Within the entries below, find every line that has the string "name", then copy it.

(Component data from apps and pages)
+---+
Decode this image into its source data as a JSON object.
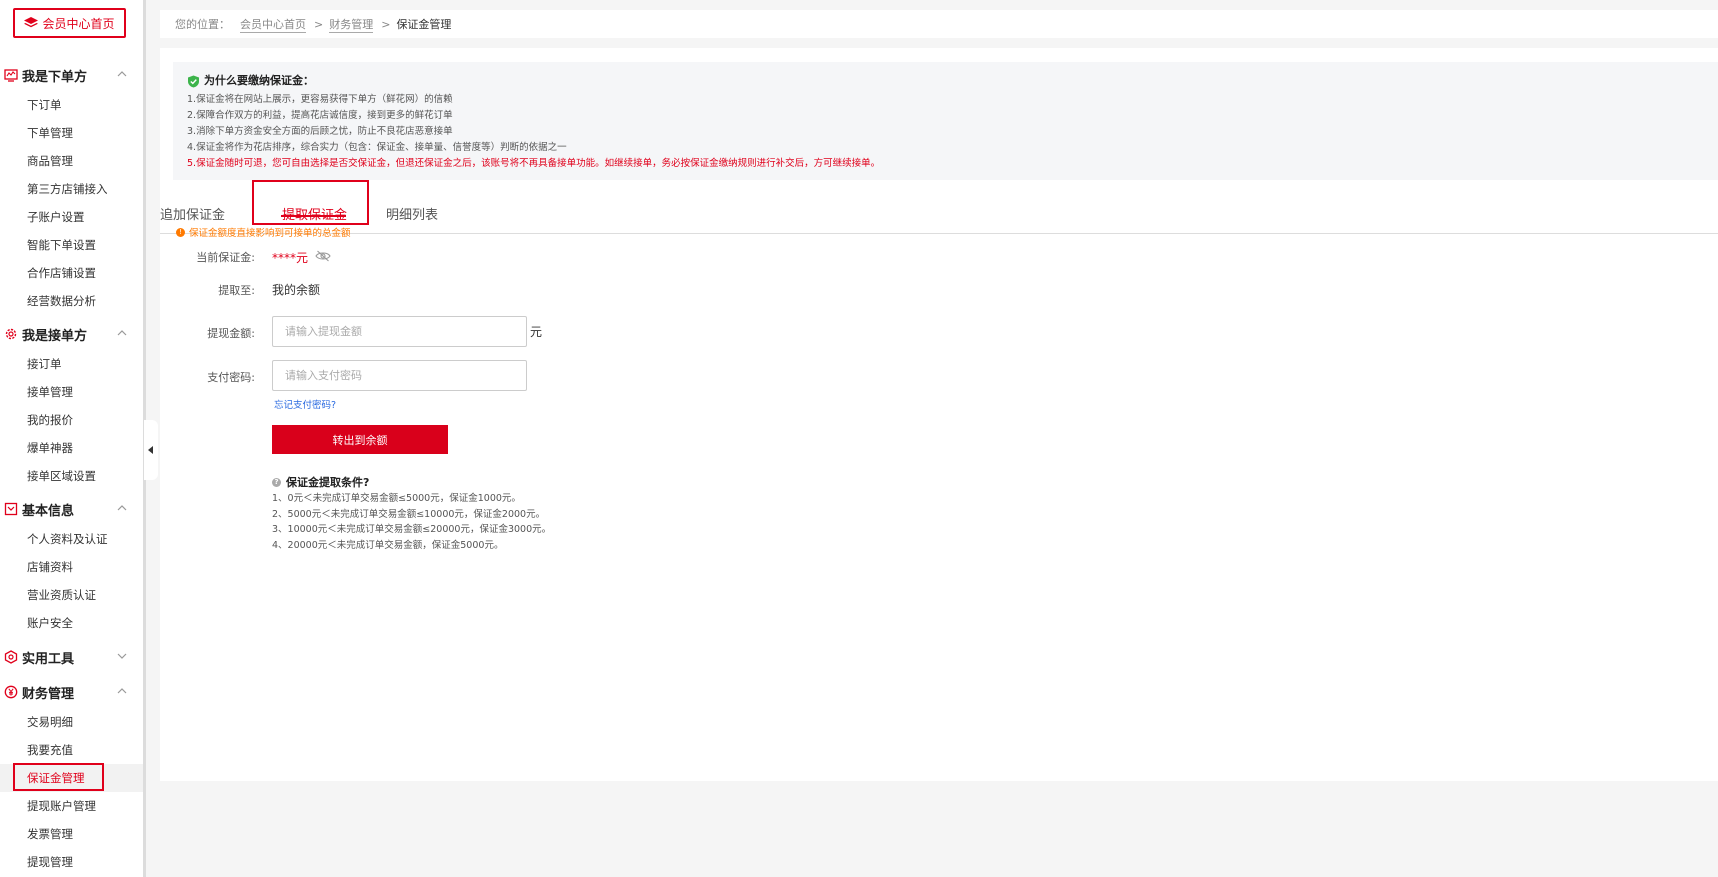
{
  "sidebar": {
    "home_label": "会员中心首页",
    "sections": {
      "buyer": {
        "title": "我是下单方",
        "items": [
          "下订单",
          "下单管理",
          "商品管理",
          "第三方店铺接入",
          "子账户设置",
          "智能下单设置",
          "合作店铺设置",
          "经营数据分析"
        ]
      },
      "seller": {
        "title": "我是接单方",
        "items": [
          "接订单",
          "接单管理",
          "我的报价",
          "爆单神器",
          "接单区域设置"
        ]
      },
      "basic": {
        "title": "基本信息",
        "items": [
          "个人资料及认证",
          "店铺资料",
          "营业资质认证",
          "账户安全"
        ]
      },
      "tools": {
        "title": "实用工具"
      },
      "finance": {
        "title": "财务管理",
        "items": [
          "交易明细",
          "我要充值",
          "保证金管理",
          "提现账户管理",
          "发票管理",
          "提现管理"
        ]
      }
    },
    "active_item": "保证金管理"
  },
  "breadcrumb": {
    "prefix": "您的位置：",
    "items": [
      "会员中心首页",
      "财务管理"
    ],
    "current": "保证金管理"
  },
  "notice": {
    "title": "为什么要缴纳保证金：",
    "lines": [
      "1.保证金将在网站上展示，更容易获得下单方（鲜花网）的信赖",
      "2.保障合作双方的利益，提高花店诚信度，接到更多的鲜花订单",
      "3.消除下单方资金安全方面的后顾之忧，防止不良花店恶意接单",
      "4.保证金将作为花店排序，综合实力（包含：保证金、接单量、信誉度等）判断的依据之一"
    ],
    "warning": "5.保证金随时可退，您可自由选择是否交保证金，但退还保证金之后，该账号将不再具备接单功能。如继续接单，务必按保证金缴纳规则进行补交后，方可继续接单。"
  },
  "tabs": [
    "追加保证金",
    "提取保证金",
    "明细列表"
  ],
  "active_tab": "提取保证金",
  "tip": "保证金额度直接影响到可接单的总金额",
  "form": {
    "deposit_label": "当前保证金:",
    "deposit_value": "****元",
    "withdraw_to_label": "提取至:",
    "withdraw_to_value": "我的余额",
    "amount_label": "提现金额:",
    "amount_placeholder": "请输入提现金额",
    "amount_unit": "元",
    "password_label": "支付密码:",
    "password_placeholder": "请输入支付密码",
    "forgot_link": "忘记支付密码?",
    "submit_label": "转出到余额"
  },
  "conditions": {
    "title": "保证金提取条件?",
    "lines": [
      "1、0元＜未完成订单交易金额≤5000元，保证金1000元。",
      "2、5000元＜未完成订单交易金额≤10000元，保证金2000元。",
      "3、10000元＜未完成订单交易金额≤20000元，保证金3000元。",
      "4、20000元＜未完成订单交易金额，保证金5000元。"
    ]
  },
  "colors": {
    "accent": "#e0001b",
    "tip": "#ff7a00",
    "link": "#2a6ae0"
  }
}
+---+
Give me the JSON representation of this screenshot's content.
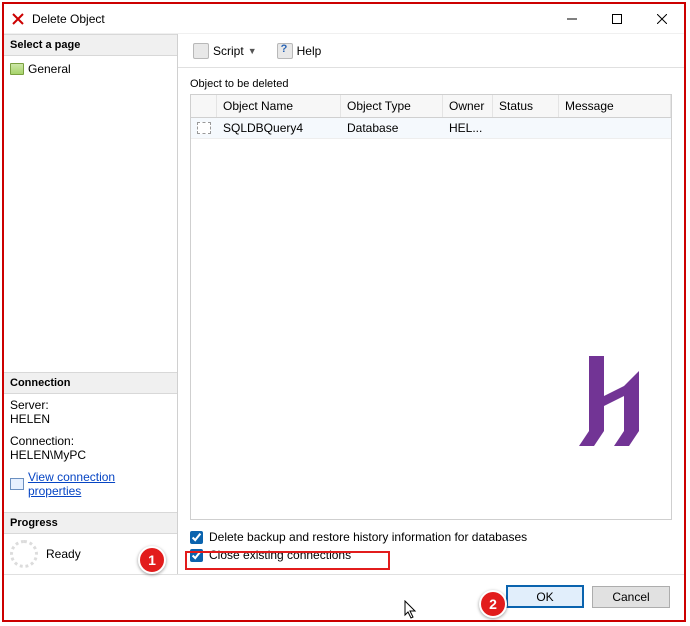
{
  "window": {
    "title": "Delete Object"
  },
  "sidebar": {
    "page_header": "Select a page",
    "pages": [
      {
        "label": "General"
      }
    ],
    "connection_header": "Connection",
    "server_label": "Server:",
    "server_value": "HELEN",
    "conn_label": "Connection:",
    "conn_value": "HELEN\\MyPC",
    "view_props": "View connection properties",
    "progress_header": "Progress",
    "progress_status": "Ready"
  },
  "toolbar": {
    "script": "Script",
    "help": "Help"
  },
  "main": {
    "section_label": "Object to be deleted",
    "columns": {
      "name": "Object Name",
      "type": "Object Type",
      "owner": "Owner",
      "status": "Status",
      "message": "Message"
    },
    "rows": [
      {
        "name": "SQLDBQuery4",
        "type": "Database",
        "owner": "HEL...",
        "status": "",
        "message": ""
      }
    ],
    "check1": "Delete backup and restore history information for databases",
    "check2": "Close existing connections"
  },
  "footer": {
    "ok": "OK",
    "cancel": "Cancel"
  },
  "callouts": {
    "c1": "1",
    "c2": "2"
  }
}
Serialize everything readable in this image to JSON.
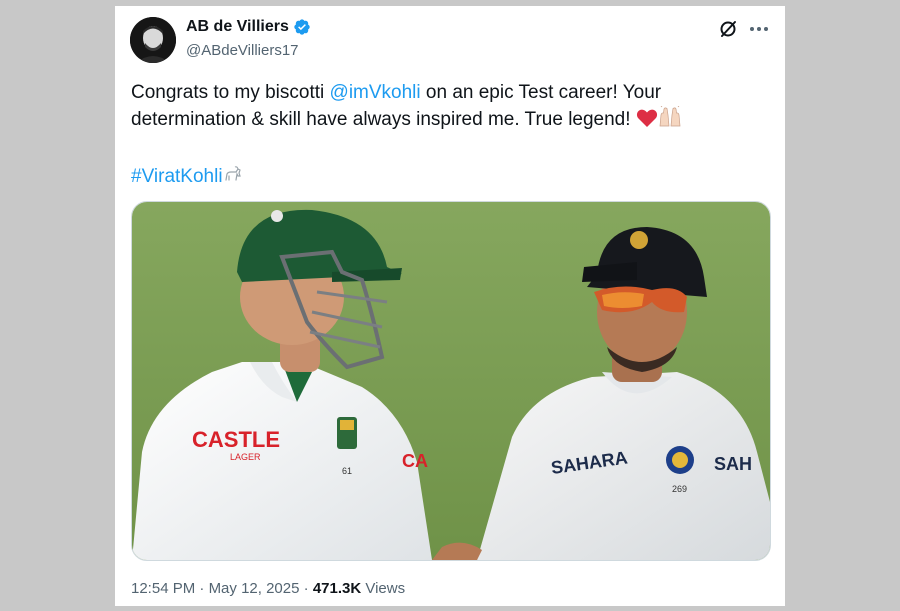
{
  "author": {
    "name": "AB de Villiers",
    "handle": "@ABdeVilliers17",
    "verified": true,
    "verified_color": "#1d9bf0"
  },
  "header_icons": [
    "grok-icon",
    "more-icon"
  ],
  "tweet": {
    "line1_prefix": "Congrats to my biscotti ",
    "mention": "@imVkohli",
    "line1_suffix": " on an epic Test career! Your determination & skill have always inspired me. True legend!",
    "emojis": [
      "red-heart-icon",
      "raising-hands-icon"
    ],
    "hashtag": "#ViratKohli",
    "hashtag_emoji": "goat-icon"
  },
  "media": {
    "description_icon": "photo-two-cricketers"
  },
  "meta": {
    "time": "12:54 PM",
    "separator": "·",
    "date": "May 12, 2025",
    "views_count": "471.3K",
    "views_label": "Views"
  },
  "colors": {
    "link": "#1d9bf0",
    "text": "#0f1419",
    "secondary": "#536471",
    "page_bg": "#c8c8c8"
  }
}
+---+
■ Solution for this problem:
      "name": "Object Name",
        "name": "SQLDBQuery4",
    "name": "AB de Villiers",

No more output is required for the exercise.